Activity — Copy every record exactly, and keep the pictures out.

[Data items]
--- START ---
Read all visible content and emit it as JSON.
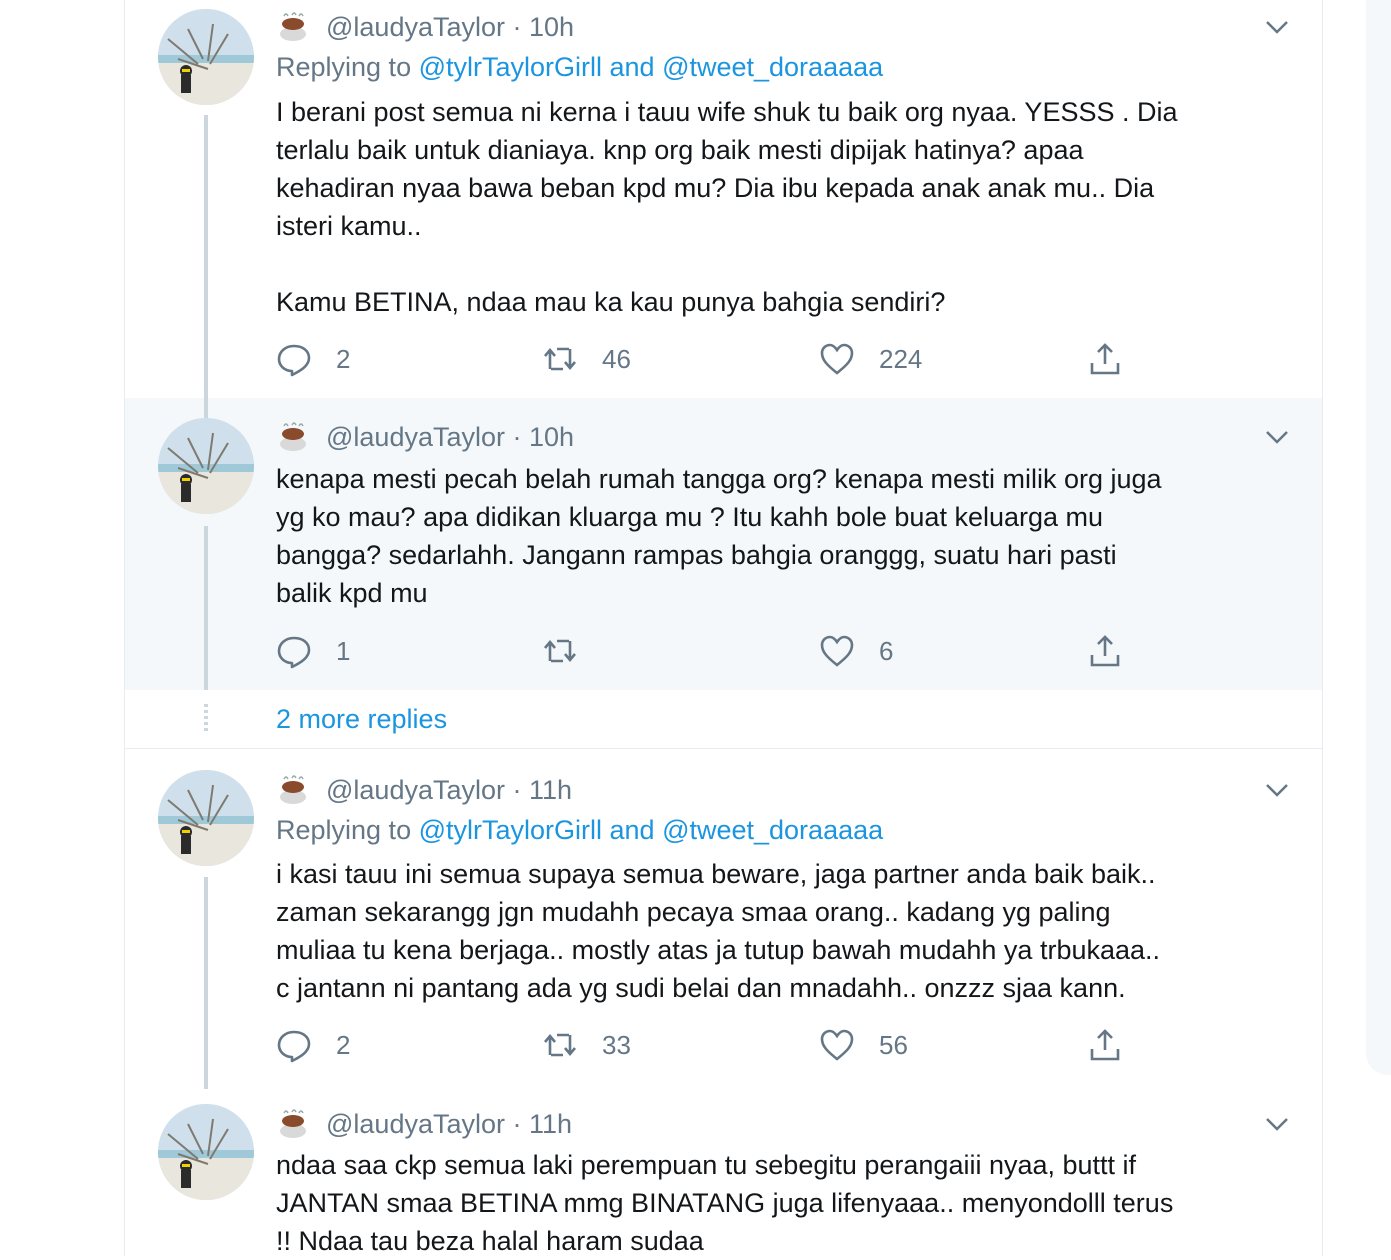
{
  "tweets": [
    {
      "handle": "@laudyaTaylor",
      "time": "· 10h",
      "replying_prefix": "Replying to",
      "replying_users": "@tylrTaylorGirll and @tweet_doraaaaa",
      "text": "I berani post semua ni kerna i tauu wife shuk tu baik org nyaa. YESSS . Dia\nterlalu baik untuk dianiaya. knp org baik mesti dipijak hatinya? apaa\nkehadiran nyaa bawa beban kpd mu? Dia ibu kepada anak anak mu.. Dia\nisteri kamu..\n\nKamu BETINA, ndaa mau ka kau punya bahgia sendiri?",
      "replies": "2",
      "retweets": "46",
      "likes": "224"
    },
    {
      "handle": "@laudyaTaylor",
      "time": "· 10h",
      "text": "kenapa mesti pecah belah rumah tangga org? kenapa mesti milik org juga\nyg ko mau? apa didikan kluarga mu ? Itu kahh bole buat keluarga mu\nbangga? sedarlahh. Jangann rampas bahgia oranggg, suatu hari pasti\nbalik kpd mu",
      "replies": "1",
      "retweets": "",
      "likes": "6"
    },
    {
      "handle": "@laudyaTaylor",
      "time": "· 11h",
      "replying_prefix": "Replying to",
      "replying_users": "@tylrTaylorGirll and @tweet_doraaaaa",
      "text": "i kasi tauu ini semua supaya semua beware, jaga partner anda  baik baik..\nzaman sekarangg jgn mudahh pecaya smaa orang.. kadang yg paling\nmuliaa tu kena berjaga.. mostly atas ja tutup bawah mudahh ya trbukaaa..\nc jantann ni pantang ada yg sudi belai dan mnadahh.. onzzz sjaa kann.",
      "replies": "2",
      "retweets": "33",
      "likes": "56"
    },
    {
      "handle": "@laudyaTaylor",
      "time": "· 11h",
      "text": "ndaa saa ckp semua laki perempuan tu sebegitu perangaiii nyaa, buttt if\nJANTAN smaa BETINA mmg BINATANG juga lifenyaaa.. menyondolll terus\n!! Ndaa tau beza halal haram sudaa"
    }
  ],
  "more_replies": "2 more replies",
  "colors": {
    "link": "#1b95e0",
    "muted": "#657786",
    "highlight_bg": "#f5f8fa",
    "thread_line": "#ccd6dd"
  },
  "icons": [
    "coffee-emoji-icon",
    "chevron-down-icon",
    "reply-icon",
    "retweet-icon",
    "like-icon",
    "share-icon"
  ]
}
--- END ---
Expected answer —
Read all visible content and emit it as JSON.
{
  "tweets": [
    {
      "handle": "@laudyaTaylor",
      "time": "· 10h",
      "replying_prefix": "Replying to",
      "replying_users": "@tylrTaylorGirll and @tweet_doraaaaa",
      "text": "I berani post semua ni kerna i tauu wife shuk tu baik org nyaa. YESSS . Dia\nterlalu baik untuk dianiaya. knp org baik mesti dipijak hatinya? apaa\nkehadiran nyaa bawa beban kpd mu? Dia ibu kepada anak anak mu.. Dia\nisteri kamu..\n\nKamu BETINA, ndaa mau ka kau punya bahgia sendiri?",
      "replies": "2",
      "retweets": "46",
      "likes": "224"
    },
    {
      "handle": "@laudyaTaylor",
      "time": "· 10h",
      "text": "kenapa mesti pecah belah rumah tangga org? kenapa mesti milik org juga\nyg ko mau? apa didikan kluarga mu ? Itu kahh bole buat keluarga mu\nbangga? sedarlahh. Jangann rampas bahgia oranggg, suatu hari pasti\nbalik kpd mu",
      "replies": "1",
      "retweets": "",
      "likes": "6"
    },
    {
      "handle": "@laudyaTaylor",
      "time": "· 11h",
      "replying_prefix": "Replying to",
      "replying_users": "@tylrTaylorGirll and @tweet_doraaaaa",
      "text": "i kasi tauu ini semua supaya semua beware, jaga partner anda  baik baik..\nzaman sekarangg jgn mudahh pecaya smaa orang.. kadang yg paling\nmuliaa tu kena berjaga.. mostly atas ja tutup bawah mudahh ya trbukaaa..\nc jantann ni pantang ada yg sudi belai dan mnadahh.. onzzz sjaa kann.",
      "replies": "2",
      "retweets": "33",
      "likes": "56"
    },
    {
      "handle": "@laudyaTaylor",
      "time": "· 11h",
      "text": "ndaa saa ckp semua laki perempuan tu sebegitu perangaiii nyaa, buttt if\nJANTAN smaa BETINA mmg BINATANG juga lifenyaaa.. menyondolll terus\n!! Ndaa tau beza halal haram sudaa"
    }
  ],
  "more_replies": "2 more replies",
  "colors": {
    "link": "#1b95e0",
    "muted": "#657786",
    "highlight_bg": "#f5f8fa",
    "thread_line": "#ccd6dd"
  },
  "icons": [
    "coffee-emoji-icon",
    "chevron-down-icon",
    "reply-icon",
    "retweet-icon",
    "like-icon",
    "share-icon"
  ]
}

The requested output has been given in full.